*** Opening Data to examine ***

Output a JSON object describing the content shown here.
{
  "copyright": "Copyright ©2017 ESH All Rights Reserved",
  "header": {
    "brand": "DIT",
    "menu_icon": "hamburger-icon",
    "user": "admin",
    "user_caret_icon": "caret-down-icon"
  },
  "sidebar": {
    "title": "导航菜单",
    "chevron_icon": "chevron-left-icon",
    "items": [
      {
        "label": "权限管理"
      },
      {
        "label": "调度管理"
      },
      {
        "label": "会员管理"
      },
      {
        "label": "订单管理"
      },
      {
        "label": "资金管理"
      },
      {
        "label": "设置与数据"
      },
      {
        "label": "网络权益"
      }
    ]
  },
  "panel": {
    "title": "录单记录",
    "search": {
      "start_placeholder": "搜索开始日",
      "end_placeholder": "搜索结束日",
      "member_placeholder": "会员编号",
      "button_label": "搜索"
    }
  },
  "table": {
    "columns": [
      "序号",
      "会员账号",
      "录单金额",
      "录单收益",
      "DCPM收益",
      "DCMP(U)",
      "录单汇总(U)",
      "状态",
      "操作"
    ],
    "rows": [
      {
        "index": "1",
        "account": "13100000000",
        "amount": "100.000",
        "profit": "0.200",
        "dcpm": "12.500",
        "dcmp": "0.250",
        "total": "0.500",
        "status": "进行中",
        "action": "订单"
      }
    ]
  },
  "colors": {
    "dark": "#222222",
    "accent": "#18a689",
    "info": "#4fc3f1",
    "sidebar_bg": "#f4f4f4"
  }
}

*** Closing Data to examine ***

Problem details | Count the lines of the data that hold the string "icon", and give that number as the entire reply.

Output | 3